— What needs to be done —
Reproduce each line of the entries that carries "JSON".

------ Supplied records

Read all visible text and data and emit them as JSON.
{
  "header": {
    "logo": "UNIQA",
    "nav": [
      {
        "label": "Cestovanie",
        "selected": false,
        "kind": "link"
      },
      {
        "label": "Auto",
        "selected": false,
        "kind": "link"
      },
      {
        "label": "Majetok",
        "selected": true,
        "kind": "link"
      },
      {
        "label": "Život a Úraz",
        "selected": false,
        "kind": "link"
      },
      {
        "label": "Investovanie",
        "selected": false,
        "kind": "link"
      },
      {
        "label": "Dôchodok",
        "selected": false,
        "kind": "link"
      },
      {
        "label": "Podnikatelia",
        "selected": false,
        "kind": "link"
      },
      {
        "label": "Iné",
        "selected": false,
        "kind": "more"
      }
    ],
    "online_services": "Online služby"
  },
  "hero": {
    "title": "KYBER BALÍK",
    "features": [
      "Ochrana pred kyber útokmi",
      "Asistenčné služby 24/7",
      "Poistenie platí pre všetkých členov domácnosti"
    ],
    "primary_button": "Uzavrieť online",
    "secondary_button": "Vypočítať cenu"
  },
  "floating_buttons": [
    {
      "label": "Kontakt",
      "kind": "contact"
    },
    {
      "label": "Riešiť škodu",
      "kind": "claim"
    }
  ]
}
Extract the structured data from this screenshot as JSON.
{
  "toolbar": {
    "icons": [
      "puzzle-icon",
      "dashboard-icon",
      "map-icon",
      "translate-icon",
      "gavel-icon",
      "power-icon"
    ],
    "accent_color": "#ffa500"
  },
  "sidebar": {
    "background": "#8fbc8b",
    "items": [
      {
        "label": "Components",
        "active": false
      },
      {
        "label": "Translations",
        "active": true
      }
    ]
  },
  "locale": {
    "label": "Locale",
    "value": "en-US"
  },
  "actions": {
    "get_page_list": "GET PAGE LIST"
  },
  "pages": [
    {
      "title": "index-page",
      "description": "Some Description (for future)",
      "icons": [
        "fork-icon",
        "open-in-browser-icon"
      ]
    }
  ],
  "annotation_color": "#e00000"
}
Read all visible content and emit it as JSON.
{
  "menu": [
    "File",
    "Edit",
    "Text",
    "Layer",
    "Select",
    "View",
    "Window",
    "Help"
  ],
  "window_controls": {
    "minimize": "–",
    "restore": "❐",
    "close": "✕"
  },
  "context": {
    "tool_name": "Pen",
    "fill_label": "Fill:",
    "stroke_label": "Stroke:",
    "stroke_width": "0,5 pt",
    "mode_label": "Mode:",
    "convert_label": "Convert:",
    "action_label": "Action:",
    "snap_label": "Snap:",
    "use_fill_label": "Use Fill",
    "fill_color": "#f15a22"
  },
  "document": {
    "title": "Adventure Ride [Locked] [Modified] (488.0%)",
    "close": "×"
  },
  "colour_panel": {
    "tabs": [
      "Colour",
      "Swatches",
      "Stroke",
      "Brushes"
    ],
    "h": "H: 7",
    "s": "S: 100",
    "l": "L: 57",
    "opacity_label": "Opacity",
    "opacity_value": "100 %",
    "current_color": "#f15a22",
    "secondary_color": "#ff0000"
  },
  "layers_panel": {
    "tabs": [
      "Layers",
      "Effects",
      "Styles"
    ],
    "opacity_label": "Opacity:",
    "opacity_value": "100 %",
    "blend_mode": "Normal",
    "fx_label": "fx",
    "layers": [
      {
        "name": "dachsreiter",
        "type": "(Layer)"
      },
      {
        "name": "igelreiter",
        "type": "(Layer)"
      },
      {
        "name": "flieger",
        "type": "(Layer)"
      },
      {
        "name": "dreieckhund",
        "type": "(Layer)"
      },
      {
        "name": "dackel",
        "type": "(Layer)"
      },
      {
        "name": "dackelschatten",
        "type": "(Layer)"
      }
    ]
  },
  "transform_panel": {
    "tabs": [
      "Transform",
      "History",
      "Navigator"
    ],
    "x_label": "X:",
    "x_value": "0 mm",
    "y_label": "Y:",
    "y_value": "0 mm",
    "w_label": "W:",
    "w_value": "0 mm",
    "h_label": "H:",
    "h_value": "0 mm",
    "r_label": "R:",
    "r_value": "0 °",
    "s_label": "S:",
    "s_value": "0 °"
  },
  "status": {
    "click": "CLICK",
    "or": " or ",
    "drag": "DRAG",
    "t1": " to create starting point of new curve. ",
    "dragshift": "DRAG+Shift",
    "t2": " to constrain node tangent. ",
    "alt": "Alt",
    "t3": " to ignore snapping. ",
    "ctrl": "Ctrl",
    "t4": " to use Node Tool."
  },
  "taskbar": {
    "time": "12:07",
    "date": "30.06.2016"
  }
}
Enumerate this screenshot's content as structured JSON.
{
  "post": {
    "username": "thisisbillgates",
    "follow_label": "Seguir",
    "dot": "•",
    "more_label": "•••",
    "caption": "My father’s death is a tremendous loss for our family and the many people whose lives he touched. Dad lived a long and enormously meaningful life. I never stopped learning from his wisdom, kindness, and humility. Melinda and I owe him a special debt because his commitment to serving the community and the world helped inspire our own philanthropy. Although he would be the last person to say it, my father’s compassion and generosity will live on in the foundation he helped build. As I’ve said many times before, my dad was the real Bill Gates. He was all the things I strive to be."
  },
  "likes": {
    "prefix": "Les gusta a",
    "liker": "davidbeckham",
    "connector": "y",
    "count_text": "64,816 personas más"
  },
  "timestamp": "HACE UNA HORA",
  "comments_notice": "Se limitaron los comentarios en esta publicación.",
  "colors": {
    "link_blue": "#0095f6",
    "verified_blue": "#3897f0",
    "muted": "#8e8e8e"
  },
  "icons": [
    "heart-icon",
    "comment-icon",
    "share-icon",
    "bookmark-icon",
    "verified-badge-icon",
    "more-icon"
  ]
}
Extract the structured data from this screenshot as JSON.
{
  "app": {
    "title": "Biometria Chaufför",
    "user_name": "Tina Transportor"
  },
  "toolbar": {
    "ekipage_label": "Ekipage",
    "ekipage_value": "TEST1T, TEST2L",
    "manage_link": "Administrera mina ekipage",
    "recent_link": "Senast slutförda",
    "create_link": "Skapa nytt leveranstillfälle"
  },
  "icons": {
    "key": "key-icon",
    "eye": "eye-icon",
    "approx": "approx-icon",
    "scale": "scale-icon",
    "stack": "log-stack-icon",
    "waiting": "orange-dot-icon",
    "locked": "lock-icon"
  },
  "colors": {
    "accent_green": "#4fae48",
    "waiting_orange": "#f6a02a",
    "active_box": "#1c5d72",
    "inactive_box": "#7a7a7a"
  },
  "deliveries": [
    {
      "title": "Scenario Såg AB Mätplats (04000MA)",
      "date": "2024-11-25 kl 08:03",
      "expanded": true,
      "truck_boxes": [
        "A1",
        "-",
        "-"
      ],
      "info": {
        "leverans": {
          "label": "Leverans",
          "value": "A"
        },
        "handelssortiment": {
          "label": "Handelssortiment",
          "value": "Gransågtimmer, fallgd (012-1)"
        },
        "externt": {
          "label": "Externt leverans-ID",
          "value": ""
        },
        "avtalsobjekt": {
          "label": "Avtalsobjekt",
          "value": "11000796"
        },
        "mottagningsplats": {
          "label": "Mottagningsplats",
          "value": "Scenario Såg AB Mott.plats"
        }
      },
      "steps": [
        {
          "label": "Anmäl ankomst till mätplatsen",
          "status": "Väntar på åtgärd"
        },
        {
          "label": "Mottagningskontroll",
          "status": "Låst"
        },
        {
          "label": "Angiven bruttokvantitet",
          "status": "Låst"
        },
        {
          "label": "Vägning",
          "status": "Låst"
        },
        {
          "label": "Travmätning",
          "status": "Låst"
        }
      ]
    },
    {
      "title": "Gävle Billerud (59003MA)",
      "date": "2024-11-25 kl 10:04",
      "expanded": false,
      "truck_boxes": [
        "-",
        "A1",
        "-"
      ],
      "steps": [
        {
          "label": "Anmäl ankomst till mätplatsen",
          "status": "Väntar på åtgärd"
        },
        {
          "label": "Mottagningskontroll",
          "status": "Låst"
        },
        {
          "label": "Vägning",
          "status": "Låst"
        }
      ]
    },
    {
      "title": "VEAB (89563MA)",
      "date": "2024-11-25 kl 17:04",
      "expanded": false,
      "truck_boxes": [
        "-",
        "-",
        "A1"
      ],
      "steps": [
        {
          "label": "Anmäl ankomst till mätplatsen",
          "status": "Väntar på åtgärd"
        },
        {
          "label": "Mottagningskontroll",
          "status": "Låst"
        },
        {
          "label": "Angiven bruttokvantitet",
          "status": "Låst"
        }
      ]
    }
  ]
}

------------

— Exercise solution —
Read all visible text and data and emit them as JSON.
Extract the structured data from this screenshot as JSON.
Read all visible content and emit it as JSON.
Enumerate this screenshot's content as structured JSON.
Extract the structured data from this screenshot as JSON.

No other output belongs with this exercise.